The question is, whether, given
class Base:pass class MyExc(Base, Exception):pass
it would be valid to write
try: foo() # raises MyExc except Base: pass
The "except Base:" class would of course be illegal because Base doesn't derive from Exception. (Although the error might only be detected when MyExc is raised -- but PyChecker could do better.) But the statement "raise MyExc" would be perfectly legal, and could be caught either with "except MyExc" or "except Exception".
If that ought to be allowed, I fail to see the rationale to require that exceptions be derived from Exception: The rationale could be "all exceptions are primarily instances of Exception" - yet in this case, Base is the primary class, and Exception is just a mix-in that plays no further role in this case of exception handling.
I have never heard of the concept "primarily an instance of". I also don't understand why that should be the rule.
If you want to allow Base in the except clause, but do allow Base as
^^^^^ Did you mean "disallow"?
the base class of MyExc, I'd be curious what run-time semantics you'd associate with this example.
Before we waste more time on this, let me explain why I like the rule that all exception classes be derived from Exception. It's only a vague liking, and maybe it's not worth making it a rule. I like it because including Exception (or one of its well-known subclasses) in the base class is a clue to the reader that a particular class declaration is used as an exception. AFAIK this is the only reason why Java has a similar rule; C++ does not, and lets you throw any class.
I can't see any implementation benefits from the requirement. It sounds like you can't either -- or else you would have pointed them out by now. So maybe we shouldn't bother with this rule, and then we should take the recommendation out of the documentation. But I still kind of like it, for the reason I explained in the previous paragraph.
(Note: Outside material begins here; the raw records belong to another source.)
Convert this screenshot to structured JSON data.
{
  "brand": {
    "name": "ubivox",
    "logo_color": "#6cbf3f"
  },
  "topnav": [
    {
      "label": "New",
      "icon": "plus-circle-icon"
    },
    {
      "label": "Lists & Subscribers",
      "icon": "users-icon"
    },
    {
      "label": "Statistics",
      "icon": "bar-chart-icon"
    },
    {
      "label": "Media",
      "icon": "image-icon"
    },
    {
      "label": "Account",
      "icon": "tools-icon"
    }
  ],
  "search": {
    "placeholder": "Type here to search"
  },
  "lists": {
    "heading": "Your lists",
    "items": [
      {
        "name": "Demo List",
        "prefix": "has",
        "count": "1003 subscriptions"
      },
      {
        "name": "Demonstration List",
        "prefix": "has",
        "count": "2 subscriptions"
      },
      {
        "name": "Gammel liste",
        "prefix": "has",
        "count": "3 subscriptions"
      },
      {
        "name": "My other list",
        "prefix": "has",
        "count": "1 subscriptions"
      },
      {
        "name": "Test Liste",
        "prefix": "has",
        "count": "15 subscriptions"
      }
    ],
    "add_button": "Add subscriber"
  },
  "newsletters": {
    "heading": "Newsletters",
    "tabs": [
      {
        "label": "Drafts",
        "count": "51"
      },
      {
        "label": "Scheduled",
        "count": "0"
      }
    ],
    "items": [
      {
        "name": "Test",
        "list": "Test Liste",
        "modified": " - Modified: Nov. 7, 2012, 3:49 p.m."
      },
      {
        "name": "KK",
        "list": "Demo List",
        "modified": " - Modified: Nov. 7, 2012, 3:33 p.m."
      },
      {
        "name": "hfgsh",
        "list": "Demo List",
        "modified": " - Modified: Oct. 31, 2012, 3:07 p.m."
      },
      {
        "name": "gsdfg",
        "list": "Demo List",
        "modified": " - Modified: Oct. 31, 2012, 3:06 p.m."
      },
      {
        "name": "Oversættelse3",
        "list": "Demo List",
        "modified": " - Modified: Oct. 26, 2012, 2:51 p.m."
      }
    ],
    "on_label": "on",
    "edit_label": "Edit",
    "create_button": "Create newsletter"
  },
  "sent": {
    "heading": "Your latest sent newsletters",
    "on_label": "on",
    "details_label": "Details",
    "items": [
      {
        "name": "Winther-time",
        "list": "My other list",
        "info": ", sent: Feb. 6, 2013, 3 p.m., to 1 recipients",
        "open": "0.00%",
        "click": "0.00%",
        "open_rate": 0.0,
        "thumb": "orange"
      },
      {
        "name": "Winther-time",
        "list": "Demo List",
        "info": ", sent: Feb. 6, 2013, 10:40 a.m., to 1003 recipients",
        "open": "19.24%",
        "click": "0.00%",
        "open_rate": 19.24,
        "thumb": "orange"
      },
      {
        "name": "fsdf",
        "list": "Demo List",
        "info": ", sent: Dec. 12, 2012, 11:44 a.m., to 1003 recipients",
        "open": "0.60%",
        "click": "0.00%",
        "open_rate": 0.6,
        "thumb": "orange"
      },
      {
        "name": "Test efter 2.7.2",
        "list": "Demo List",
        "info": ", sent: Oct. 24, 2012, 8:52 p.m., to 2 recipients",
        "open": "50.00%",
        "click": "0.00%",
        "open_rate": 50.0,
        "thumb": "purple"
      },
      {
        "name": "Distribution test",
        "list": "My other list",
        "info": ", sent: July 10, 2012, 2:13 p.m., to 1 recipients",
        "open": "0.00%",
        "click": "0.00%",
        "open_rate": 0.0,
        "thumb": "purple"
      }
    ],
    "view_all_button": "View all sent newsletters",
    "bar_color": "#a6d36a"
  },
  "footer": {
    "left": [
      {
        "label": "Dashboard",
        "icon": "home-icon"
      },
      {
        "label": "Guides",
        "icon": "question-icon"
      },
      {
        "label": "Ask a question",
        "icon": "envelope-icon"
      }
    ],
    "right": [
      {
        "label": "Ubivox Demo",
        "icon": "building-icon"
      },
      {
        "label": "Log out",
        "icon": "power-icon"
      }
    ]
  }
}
--Guido van Rossum (home page: http://www.python.org/%7Eguido/)